● Data shown:
•••••
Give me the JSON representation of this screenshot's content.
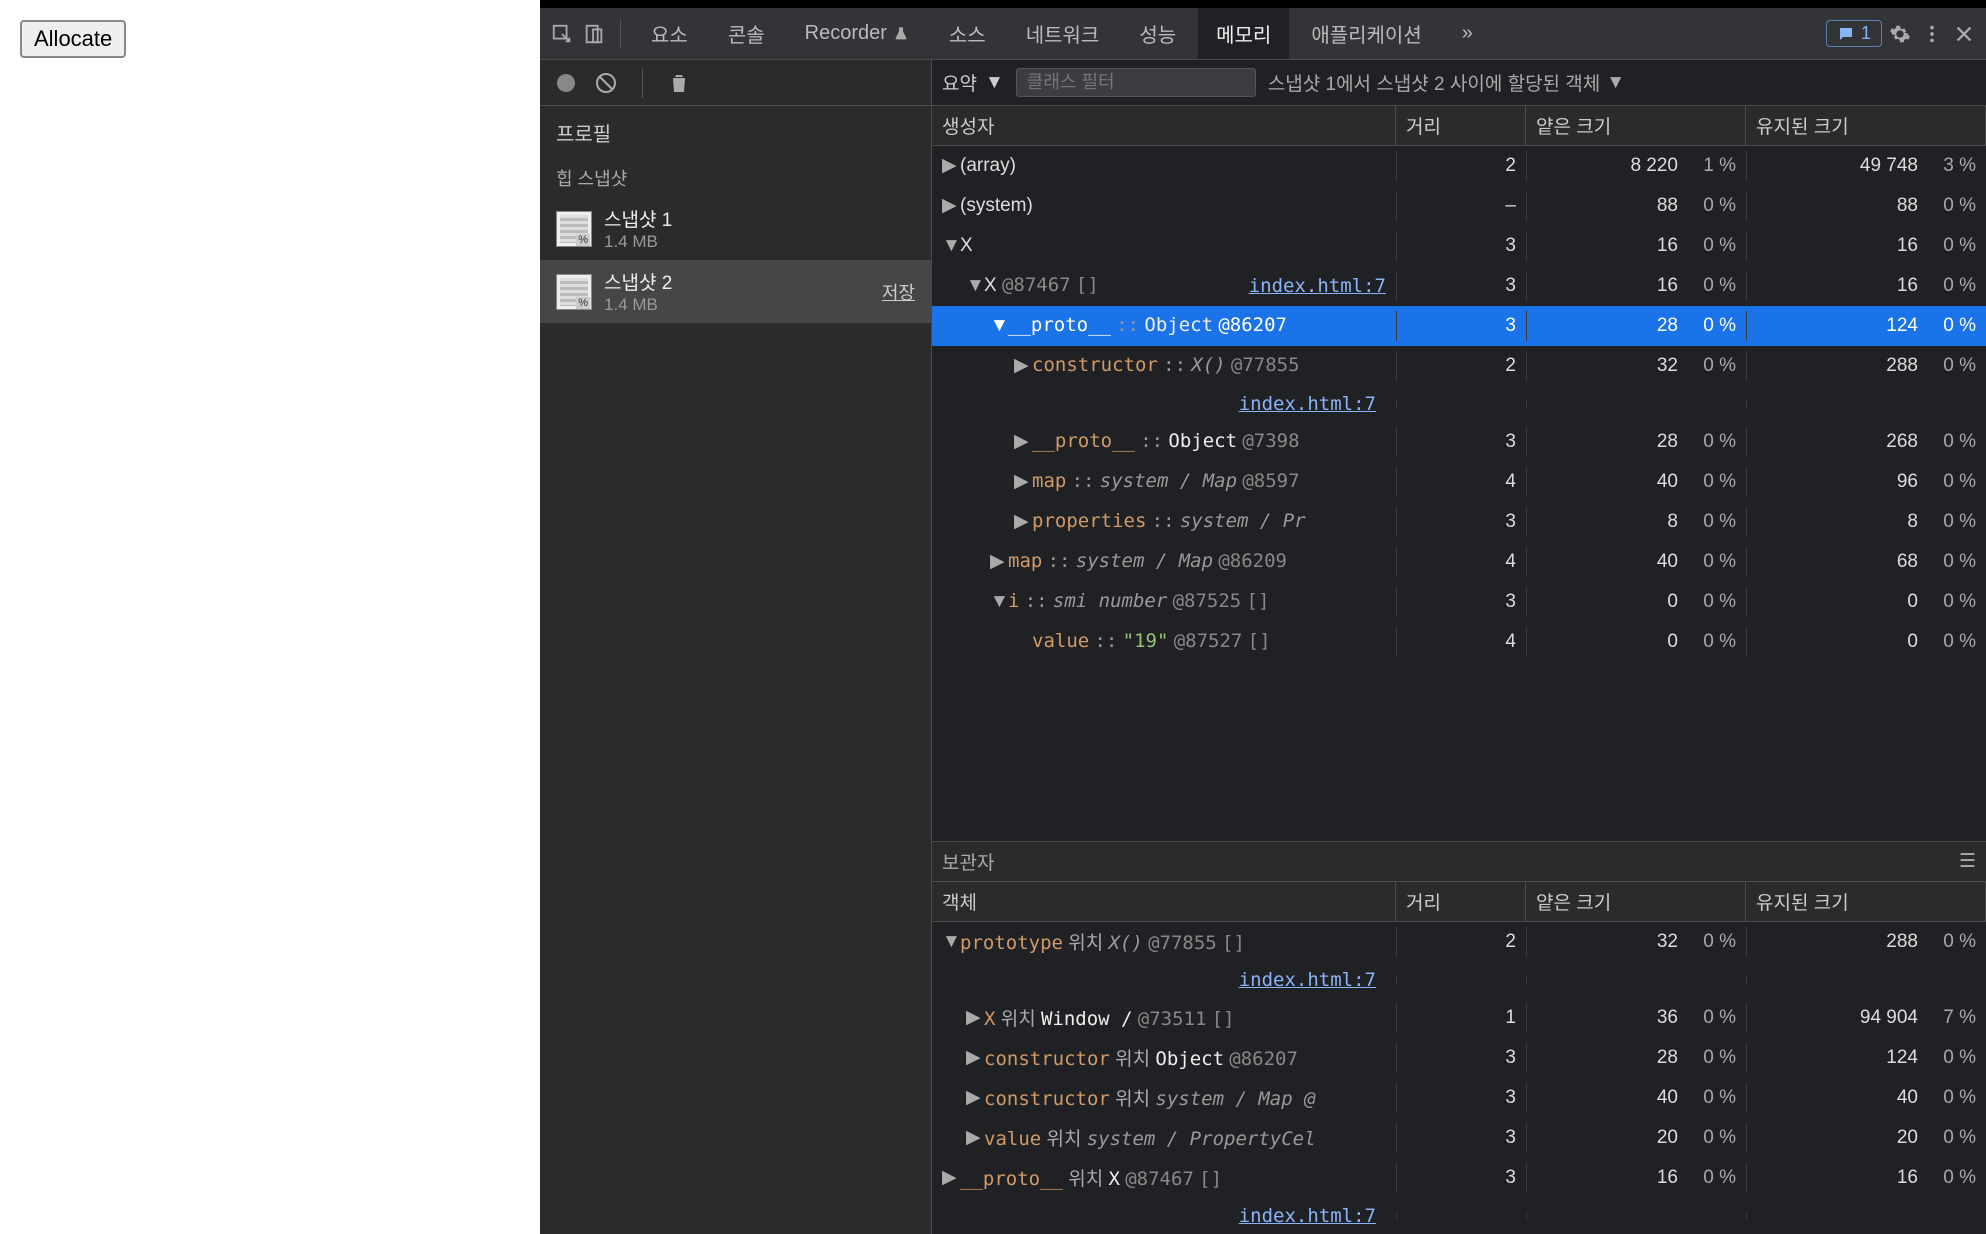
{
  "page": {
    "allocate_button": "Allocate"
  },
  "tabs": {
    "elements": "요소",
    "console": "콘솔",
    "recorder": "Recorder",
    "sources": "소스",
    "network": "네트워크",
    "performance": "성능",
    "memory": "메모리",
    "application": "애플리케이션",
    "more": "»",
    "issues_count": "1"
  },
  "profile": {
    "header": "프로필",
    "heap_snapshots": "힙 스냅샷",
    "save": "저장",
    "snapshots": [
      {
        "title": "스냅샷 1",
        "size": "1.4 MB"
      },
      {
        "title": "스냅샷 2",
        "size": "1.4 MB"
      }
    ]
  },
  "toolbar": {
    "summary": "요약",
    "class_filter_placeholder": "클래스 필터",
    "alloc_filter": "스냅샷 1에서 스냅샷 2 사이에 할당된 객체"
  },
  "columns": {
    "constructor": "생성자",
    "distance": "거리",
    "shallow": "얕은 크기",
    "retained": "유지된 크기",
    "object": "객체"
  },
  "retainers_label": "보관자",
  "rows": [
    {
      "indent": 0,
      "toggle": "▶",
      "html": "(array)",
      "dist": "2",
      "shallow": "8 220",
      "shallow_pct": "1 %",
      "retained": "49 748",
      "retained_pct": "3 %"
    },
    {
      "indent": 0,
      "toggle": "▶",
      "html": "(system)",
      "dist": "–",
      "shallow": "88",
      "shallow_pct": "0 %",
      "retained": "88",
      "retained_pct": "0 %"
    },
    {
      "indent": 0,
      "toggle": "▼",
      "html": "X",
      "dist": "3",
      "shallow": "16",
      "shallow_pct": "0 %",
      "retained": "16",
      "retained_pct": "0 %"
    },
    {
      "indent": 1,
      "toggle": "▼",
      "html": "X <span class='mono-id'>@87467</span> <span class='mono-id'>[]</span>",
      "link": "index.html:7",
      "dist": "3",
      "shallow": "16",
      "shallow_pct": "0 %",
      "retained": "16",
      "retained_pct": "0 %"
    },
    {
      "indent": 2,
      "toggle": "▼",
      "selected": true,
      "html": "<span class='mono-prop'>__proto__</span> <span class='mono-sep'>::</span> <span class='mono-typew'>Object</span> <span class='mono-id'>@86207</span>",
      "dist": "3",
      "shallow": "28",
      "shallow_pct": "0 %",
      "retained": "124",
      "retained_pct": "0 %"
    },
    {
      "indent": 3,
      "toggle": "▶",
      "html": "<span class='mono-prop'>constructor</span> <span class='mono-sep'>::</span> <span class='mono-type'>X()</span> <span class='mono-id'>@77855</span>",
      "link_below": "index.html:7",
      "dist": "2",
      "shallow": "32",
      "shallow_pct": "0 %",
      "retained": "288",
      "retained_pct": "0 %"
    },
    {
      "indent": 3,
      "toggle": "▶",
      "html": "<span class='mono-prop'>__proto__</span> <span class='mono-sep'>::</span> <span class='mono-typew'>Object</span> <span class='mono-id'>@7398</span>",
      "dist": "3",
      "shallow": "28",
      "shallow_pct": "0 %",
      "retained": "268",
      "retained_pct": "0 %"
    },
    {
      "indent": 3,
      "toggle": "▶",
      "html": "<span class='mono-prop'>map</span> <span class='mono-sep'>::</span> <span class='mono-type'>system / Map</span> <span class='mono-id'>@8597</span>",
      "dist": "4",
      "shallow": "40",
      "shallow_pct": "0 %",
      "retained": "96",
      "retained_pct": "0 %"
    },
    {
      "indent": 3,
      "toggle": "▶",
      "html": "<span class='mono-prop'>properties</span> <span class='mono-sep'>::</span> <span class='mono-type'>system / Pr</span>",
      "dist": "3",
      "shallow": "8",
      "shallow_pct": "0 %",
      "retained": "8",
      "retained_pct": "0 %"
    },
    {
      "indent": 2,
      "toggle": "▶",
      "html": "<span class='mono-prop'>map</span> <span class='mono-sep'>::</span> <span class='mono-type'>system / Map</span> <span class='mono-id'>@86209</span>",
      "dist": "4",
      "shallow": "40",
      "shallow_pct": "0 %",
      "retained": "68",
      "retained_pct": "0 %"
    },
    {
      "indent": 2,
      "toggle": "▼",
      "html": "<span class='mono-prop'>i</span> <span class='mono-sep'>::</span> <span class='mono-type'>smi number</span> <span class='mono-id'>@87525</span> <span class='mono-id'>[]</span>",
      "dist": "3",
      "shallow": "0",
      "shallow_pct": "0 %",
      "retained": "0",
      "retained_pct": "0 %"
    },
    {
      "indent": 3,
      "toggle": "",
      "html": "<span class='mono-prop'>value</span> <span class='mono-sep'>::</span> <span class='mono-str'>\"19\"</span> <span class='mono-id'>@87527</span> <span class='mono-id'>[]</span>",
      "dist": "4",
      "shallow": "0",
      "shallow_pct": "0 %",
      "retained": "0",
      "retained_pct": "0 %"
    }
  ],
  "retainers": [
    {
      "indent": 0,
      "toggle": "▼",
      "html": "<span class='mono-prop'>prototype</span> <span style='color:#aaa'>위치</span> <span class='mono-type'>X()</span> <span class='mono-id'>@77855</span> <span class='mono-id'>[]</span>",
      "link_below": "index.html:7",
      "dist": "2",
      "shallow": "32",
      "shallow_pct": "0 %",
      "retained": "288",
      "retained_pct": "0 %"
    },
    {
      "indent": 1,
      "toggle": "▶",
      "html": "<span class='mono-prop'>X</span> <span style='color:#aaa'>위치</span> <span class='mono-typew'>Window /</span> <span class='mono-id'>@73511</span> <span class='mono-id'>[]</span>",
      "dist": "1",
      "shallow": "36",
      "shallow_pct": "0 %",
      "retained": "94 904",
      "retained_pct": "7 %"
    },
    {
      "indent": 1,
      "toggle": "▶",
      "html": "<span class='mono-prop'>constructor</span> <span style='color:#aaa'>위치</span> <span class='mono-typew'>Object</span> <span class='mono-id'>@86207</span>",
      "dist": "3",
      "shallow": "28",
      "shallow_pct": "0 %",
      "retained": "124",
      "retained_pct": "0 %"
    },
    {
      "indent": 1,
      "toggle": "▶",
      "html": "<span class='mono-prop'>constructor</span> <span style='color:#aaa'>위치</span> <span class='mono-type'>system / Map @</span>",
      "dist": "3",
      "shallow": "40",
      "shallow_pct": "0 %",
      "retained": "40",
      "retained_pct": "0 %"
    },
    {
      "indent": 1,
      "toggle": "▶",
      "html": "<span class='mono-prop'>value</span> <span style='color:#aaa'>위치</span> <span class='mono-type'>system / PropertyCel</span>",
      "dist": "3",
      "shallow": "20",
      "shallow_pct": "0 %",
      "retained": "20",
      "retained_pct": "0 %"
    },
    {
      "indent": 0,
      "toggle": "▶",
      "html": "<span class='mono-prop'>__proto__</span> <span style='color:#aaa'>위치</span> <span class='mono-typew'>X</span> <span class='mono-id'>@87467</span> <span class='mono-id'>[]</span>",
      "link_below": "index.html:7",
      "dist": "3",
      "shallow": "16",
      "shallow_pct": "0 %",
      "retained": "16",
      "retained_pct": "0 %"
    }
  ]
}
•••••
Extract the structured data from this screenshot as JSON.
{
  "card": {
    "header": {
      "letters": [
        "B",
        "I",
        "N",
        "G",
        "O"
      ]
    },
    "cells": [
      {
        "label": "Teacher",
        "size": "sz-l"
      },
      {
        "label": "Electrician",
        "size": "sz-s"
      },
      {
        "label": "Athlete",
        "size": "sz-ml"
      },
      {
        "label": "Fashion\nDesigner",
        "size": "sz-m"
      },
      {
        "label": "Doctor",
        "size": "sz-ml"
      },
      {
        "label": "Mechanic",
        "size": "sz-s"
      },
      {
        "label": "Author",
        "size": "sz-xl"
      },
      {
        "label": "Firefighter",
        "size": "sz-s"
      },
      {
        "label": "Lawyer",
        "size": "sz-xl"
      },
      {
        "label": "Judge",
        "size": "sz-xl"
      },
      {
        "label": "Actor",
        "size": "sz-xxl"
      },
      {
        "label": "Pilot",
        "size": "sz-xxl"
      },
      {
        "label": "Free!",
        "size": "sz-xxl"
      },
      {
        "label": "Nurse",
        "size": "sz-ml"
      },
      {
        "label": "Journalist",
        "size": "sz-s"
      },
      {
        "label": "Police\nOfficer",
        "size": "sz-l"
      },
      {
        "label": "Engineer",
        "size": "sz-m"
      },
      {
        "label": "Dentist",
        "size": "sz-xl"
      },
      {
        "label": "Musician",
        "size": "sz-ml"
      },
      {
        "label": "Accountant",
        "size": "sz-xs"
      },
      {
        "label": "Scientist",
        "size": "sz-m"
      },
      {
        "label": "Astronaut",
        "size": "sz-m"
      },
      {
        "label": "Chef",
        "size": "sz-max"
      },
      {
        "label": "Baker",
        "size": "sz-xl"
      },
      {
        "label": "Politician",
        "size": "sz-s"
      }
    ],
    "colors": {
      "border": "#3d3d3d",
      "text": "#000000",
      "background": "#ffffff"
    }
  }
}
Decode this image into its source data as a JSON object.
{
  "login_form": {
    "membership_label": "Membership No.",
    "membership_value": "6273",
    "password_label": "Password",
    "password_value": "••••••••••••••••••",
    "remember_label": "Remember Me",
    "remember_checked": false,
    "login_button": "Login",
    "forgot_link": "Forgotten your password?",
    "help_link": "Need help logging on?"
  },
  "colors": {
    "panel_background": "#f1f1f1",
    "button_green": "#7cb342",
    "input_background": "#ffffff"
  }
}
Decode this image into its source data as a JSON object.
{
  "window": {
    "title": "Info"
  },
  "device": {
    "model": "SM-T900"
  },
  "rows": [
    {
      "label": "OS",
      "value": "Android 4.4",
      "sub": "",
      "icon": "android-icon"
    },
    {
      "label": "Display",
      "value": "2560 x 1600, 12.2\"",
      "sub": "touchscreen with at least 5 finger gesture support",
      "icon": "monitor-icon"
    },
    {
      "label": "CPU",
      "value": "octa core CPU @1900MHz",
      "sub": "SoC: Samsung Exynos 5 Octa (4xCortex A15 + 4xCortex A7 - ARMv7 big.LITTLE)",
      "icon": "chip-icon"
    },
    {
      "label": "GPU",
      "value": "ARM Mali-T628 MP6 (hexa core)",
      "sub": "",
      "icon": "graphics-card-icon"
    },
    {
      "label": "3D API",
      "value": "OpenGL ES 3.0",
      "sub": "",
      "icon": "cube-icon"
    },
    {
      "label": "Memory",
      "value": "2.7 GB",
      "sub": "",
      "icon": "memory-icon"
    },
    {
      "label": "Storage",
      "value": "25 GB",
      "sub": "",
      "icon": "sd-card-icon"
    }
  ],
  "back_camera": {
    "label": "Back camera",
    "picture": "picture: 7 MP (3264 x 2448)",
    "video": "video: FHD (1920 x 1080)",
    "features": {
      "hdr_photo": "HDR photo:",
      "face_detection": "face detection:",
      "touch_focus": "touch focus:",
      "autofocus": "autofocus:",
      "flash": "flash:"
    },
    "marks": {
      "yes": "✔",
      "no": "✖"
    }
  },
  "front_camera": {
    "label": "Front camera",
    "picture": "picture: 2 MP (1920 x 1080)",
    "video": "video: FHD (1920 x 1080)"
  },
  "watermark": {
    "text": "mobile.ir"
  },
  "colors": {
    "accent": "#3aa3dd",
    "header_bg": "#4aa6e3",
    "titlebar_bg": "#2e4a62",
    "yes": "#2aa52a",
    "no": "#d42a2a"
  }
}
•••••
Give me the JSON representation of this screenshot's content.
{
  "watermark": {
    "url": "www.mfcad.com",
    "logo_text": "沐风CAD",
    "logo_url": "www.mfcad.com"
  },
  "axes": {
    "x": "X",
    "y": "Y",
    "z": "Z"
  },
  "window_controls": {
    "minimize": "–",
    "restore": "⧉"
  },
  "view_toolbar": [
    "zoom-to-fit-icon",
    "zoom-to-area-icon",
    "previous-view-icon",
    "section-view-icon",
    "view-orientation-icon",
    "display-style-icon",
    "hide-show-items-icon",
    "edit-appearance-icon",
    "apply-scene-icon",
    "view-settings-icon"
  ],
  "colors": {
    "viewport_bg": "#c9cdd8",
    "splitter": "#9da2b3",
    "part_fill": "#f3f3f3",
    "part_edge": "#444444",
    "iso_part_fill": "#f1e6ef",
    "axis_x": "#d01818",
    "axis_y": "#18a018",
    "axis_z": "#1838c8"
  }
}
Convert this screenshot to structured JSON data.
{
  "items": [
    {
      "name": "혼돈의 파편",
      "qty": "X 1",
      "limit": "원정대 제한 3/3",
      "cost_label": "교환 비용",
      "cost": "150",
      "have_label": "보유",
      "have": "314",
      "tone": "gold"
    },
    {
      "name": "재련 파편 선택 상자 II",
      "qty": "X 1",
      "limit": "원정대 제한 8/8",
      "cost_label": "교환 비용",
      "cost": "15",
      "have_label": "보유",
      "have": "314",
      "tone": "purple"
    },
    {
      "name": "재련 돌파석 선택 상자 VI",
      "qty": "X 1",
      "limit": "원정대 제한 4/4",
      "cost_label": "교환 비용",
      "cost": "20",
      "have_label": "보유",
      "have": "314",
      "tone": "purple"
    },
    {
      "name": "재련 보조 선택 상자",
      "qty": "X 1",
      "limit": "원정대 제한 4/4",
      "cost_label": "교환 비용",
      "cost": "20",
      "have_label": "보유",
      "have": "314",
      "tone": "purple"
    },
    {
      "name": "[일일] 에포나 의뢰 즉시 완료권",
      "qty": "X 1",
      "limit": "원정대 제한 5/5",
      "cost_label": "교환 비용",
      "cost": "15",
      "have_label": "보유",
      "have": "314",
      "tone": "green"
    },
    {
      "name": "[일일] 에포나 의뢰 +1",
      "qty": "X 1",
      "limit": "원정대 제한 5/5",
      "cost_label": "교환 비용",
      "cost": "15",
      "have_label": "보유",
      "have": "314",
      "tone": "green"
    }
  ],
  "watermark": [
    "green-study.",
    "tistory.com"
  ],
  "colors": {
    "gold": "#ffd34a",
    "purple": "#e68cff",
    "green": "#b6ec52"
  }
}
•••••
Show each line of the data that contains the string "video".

● Result for this exercise:
    "video": "video: FHD (1920 x 1080)",
    "video": "video: FHD (1920 x 1080)"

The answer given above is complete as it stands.